Insure your car, home and valuables with iWYZE
PEAK VIEW Secondary school has stepped up its efforts to fight possible closure.
Today, scores of pupils, parents and community members and representatives of NGOs and education unions are expected to picket along Klipfontein Road in Athlone, close to the school.
A task team of community members was set up on Saturday and resolved to ensure the school remained open.
Peak View is one of the 27 schools across the province that Education MEC Donald Grant has notified he intends to close. Most of the schools facing closure are small primary schools in rural areas.
More than 4 000 pupils could be affected.
Grant based his recommendation that Peak View be closed on its:
l Poor matric results over a number of years. The pass rate plunged from 66.7 percent in 2008 to 18.9 percent last year.

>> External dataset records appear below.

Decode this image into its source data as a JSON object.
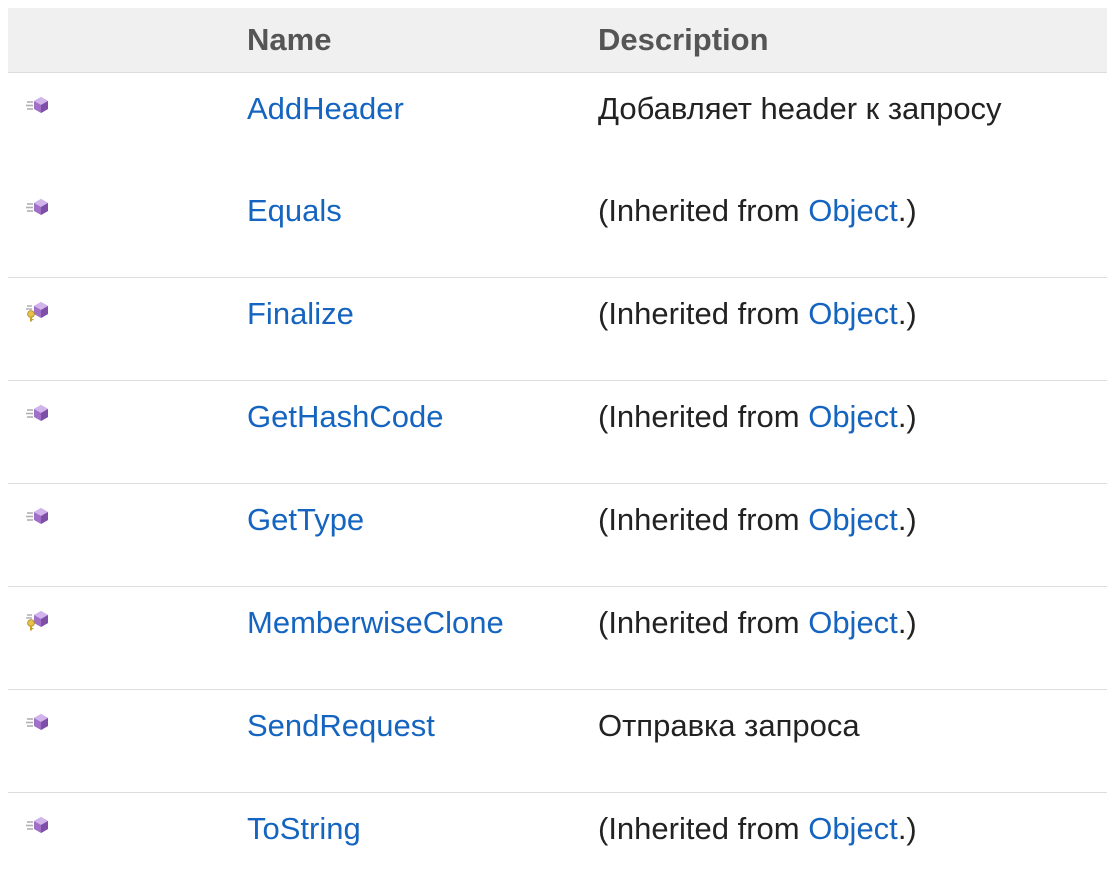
{
  "table": {
    "header": {
      "icon": "",
      "name": "Name",
      "description": "Description"
    },
    "rows": [
      {
        "icon": "public-method-icon",
        "name": "AddHeader",
        "description": "Добавляет header к запросу",
        "inherited": false
      },
      {
        "icon": "public-method-icon",
        "name": "Equals",
        "inherited": true,
        "desc_prefix": "(Inherited from ",
        "desc_link": "Object",
        "desc_suffix": ".)"
      },
      {
        "icon": "protected-method-icon",
        "name": "Finalize",
        "inherited": true,
        "desc_prefix": "(Inherited from ",
        "desc_link": "Object",
        "desc_suffix": ".)"
      },
      {
        "icon": "public-method-icon",
        "name": "GetHashCode",
        "inherited": true,
        "desc_prefix": "(Inherited from ",
        "desc_link": "Object",
        "desc_suffix": ".)"
      },
      {
        "icon": "public-method-icon",
        "name": "GetType",
        "inherited": true,
        "desc_prefix": "(Inherited from ",
        "desc_link": "Object",
        "desc_suffix": ".)"
      },
      {
        "icon": "protected-method-icon",
        "name": "MemberwiseClone",
        "inherited": true,
        "desc_prefix": "(Inherited from ",
        "desc_link": "Object",
        "desc_suffix": ".)"
      },
      {
        "icon": "public-method-icon",
        "name": "SendRequest",
        "description": "Отправка запроса",
        "inherited": false
      },
      {
        "icon": "public-method-icon",
        "name": "ToString",
        "inherited": true,
        "desc_prefix": "(Inherited from ",
        "desc_link": "Object",
        "desc_suffix": ".)"
      }
    ]
  },
  "colors": {
    "link": "#1565c0",
    "header_bg": "#f0f0f0",
    "header_text": "#555555",
    "icon_purple": "#9b59b6",
    "key_yellow": "#d4a017"
  }
}
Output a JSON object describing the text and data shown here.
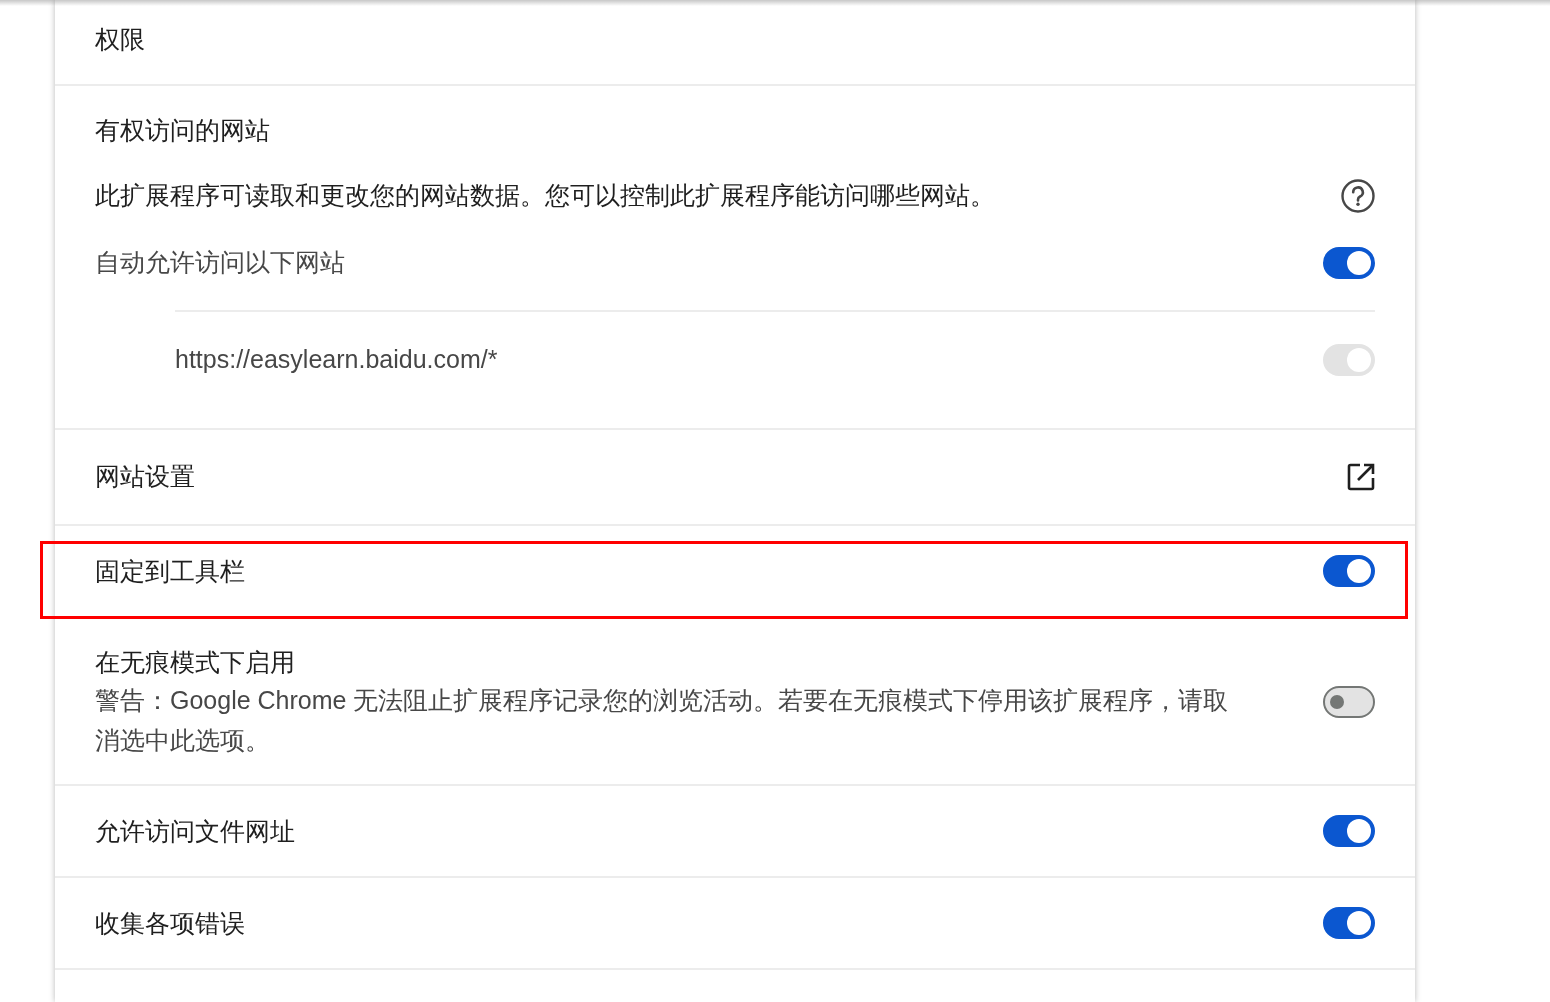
{
  "section_title": "权限",
  "site_access": {
    "title": "有权访问的网站",
    "description": "此扩展程序可读取和更改您的网站数据。您可以控制此扩展程序能访问哪些网站。",
    "auto_allow": {
      "label": "自动允许访问以下网站",
      "on": true
    },
    "sites": [
      {
        "url": "https://easylearn.baidu.com/*",
        "on": true,
        "disabled": true
      }
    ]
  },
  "groups": [
    {
      "rows": [
        {
          "kind": "link",
          "label": "网站设置",
          "highlighted": false
        }
      ]
    },
    {
      "rows": [
        {
          "kind": "toggle",
          "label": "固定到工具栏",
          "on": true,
          "highlighted": true
        },
        {
          "kind": "toggle",
          "label": "在无痕模式下启用",
          "description": "警告：Google Chrome 无法阻止扩展程序记录您的浏览活动。若要在无痕模式下停用该扩展程序，请取消选中此选项。",
          "on": false,
          "highlighted": false
        }
      ]
    },
    {
      "rows": [
        {
          "kind": "toggle",
          "label": "允许访问文件网址",
          "on": true,
          "highlighted": false
        }
      ]
    },
    {
      "rows": [
        {
          "kind": "toggle",
          "label": "收集各项错误",
          "on": true,
          "highlighted": false
        }
      ]
    }
  ]
}
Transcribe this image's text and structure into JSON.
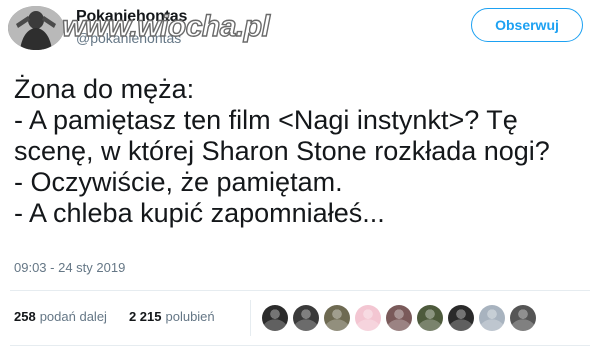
{
  "header": {
    "display_name": "Pokaniehontas",
    "handle": "@pokaniehontas",
    "follow_label": "Obserwuj",
    "watermark": "www.wiocha.pl"
  },
  "tweet": {
    "lines": [
      "Żona do męża:",
      "- A pamiętasz ten film <Nagi instynkt>? Tę",
      "scenę, w której Sharon Stone rozkłada nogi?",
      "- Oczywiście, że pamiętam.",
      "- A chleba kupić zapomniałeś..."
    ],
    "timestamp": "09:03 - 24 sty 2019"
  },
  "stats": {
    "retweets_count": "258",
    "retweets_label": "podań dalej",
    "likes_count": "2 215",
    "likes_label": "polubień"
  },
  "likers": [
    {
      "color": "#2b2b2b"
    },
    {
      "color": "#3a3a3a"
    },
    {
      "color": "#6e6a52"
    },
    {
      "color": "#f3c6d2"
    },
    {
      "color": "#7a5a5a"
    },
    {
      "color": "#4d5a3c"
    },
    {
      "color": "#2a2a2a"
    },
    {
      "color": "#a8b3bf"
    },
    {
      "color": "#555555"
    }
  ],
  "colors": {
    "accent": "#1da1f2",
    "secondary_text": "#657786",
    "primary_text": "#14171a",
    "divider": "#e6ecf0"
  }
}
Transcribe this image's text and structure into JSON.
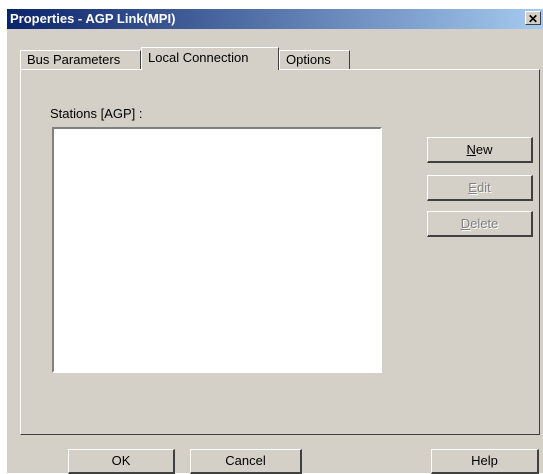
{
  "window": {
    "title": "Properties - AGP Link(MPI)",
    "close_glyph": "✕"
  },
  "tabs": [
    {
      "label": "Bus Parameters",
      "active": false
    },
    {
      "label": "Local Connection",
      "active": true
    },
    {
      "label": "Options",
      "active": false
    }
  ],
  "stations": {
    "label": "Stations [AGP] :",
    "items": []
  },
  "side_buttons": {
    "new": {
      "mnemonic": "N",
      "rest": "ew",
      "enabled": true
    },
    "edit": {
      "mnemonic": "E",
      "rest": "dit",
      "enabled": false
    },
    "delete": {
      "mnemonic": "D",
      "rest": "elete",
      "enabled": false
    }
  },
  "footer_buttons": {
    "ok": "OK",
    "cancel": "Cancel",
    "help": "Help"
  },
  "colors": {
    "face": "#d4d0c8",
    "titlebar_start": "#0a246a",
    "titlebar_end": "#a6caf0",
    "disabled_text": "#808080"
  }
}
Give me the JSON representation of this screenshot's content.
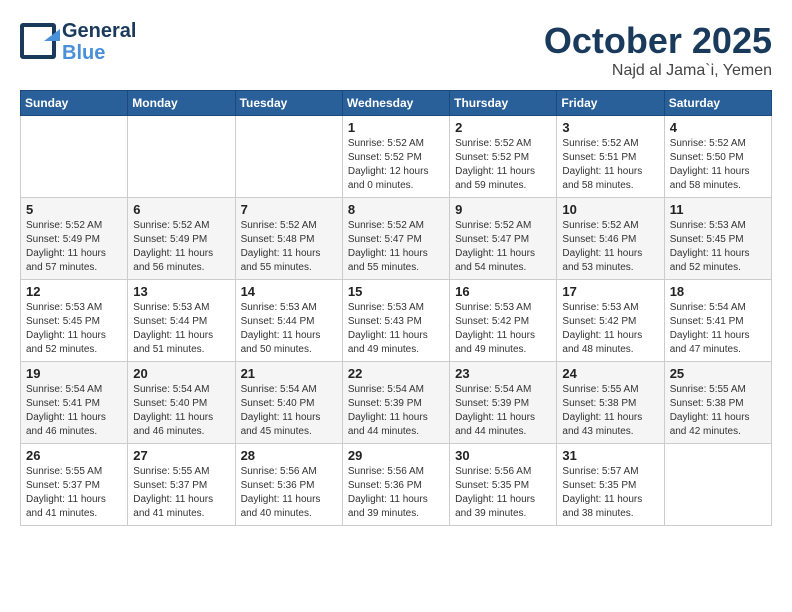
{
  "logo": {
    "line1": "General",
    "line2": "Blue"
  },
  "title": "October 2025",
  "location": "Najd al Jama`i, Yemen",
  "days_of_week": [
    "Sunday",
    "Monday",
    "Tuesday",
    "Wednesday",
    "Thursday",
    "Friday",
    "Saturday"
  ],
  "weeks": [
    [
      {
        "day": "",
        "details": ""
      },
      {
        "day": "",
        "details": ""
      },
      {
        "day": "",
        "details": ""
      },
      {
        "day": "1",
        "details": "Sunrise: 5:52 AM\nSunset: 5:52 PM\nDaylight: 12 hours\nand 0 minutes."
      },
      {
        "day": "2",
        "details": "Sunrise: 5:52 AM\nSunset: 5:52 PM\nDaylight: 11 hours\nand 59 minutes."
      },
      {
        "day": "3",
        "details": "Sunrise: 5:52 AM\nSunset: 5:51 PM\nDaylight: 11 hours\nand 58 minutes."
      },
      {
        "day": "4",
        "details": "Sunrise: 5:52 AM\nSunset: 5:50 PM\nDaylight: 11 hours\nand 58 minutes."
      }
    ],
    [
      {
        "day": "5",
        "details": "Sunrise: 5:52 AM\nSunset: 5:49 PM\nDaylight: 11 hours\nand 57 minutes."
      },
      {
        "day": "6",
        "details": "Sunrise: 5:52 AM\nSunset: 5:49 PM\nDaylight: 11 hours\nand 56 minutes."
      },
      {
        "day": "7",
        "details": "Sunrise: 5:52 AM\nSunset: 5:48 PM\nDaylight: 11 hours\nand 55 minutes."
      },
      {
        "day": "8",
        "details": "Sunrise: 5:52 AM\nSunset: 5:47 PM\nDaylight: 11 hours\nand 55 minutes."
      },
      {
        "day": "9",
        "details": "Sunrise: 5:52 AM\nSunset: 5:47 PM\nDaylight: 11 hours\nand 54 minutes."
      },
      {
        "day": "10",
        "details": "Sunrise: 5:52 AM\nSunset: 5:46 PM\nDaylight: 11 hours\nand 53 minutes."
      },
      {
        "day": "11",
        "details": "Sunrise: 5:53 AM\nSunset: 5:45 PM\nDaylight: 11 hours\nand 52 minutes."
      }
    ],
    [
      {
        "day": "12",
        "details": "Sunrise: 5:53 AM\nSunset: 5:45 PM\nDaylight: 11 hours\nand 52 minutes."
      },
      {
        "day": "13",
        "details": "Sunrise: 5:53 AM\nSunset: 5:44 PM\nDaylight: 11 hours\nand 51 minutes."
      },
      {
        "day": "14",
        "details": "Sunrise: 5:53 AM\nSunset: 5:44 PM\nDaylight: 11 hours\nand 50 minutes."
      },
      {
        "day": "15",
        "details": "Sunrise: 5:53 AM\nSunset: 5:43 PM\nDaylight: 11 hours\nand 49 minutes."
      },
      {
        "day": "16",
        "details": "Sunrise: 5:53 AM\nSunset: 5:42 PM\nDaylight: 11 hours\nand 49 minutes."
      },
      {
        "day": "17",
        "details": "Sunrise: 5:53 AM\nSunset: 5:42 PM\nDaylight: 11 hours\nand 48 minutes."
      },
      {
        "day": "18",
        "details": "Sunrise: 5:54 AM\nSunset: 5:41 PM\nDaylight: 11 hours\nand 47 minutes."
      }
    ],
    [
      {
        "day": "19",
        "details": "Sunrise: 5:54 AM\nSunset: 5:41 PM\nDaylight: 11 hours\nand 46 minutes."
      },
      {
        "day": "20",
        "details": "Sunrise: 5:54 AM\nSunset: 5:40 PM\nDaylight: 11 hours\nand 46 minutes."
      },
      {
        "day": "21",
        "details": "Sunrise: 5:54 AM\nSunset: 5:40 PM\nDaylight: 11 hours\nand 45 minutes."
      },
      {
        "day": "22",
        "details": "Sunrise: 5:54 AM\nSunset: 5:39 PM\nDaylight: 11 hours\nand 44 minutes."
      },
      {
        "day": "23",
        "details": "Sunrise: 5:54 AM\nSunset: 5:39 PM\nDaylight: 11 hours\nand 44 minutes."
      },
      {
        "day": "24",
        "details": "Sunrise: 5:55 AM\nSunset: 5:38 PM\nDaylight: 11 hours\nand 43 minutes."
      },
      {
        "day": "25",
        "details": "Sunrise: 5:55 AM\nSunset: 5:38 PM\nDaylight: 11 hours\nand 42 minutes."
      }
    ],
    [
      {
        "day": "26",
        "details": "Sunrise: 5:55 AM\nSunset: 5:37 PM\nDaylight: 11 hours\nand 41 minutes."
      },
      {
        "day": "27",
        "details": "Sunrise: 5:55 AM\nSunset: 5:37 PM\nDaylight: 11 hours\nand 41 minutes."
      },
      {
        "day": "28",
        "details": "Sunrise: 5:56 AM\nSunset: 5:36 PM\nDaylight: 11 hours\nand 40 minutes."
      },
      {
        "day": "29",
        "details": "Sunrise: 5:56 AM\nSunset: 5:36 PM\nDaylight: 11 hours\nand 39 minutes."
      },
      {
        "day": "30",
        "details": "Sunrise: 5:56 AM\nSunset: 5:35 PM\nDaylight: 11 hours\nand 39 minutes."
      },
      {
        "day": "31",
        "details": "Sunrise: 5:57 AM\nSunset: 5:35 PM\nDaylight: 11 hours\nand 38 minutes."
      },
      {
        "day": "",
        "details": ""
      }
    ]
  ]
}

l Declining academic performance in all grades.
l A large number of pupils (66 percent) coming from outside the community.
l A low pass rate throughout in English as first language.
School principal Oswald de Villiers had put in place an important intervention at the school this year – the introduction of Xhosa as first language – which had already led to improved results. De Villiers said the commitment to save the school was “very strong”.
“We are fighting this tooth and nail.”
Frank van der Horst, a community member on the task team, said everyone at the meeting had unanimously objected to the school’s possible closure.
“We regard this as a gross attack on the schools’ of the poor.”
The meeting on Saturday had resolved to:
l Mobilise all schools, churches, mosques and community organisations to oppose the closure of all 27 schools.
l Call on all organisations to prepare their own submissions against the closure of Peak View.
l Call on the public protector and SA Human Rights Commission to defend Peak View Secondary pupils’ right to education.
l Support the Save Our Schools march which is set to take place this Friday in the city centre.
A public hearing is to take place on August 18 at the Bridgetown Community Centre.
Jonty Damsell, principal of Zonnebloem Nest Senior School in Walmer Estate, which is also facing possible closure, said that it too was continuing its fight to remain open. Its public meeting is to take place on August 25 in the school’s hall.
NGO Equal Education had started a petition to call for Zonnebloem Nest to remain open. By late yesterday 212 signatures had been added to the petition.
Reasons given for its possible closure included the high drop-out rate at the school and underperformance in all grades.
Damsell had denied this as a legitimate reason as the school had achieved a 85 percent matric pass rate last year.
Penny Vinjevold, head of the Western Cape Education Department, is expected to brief the media this morning on its plans to place pupils who could be affected by the department’s proposed school closures.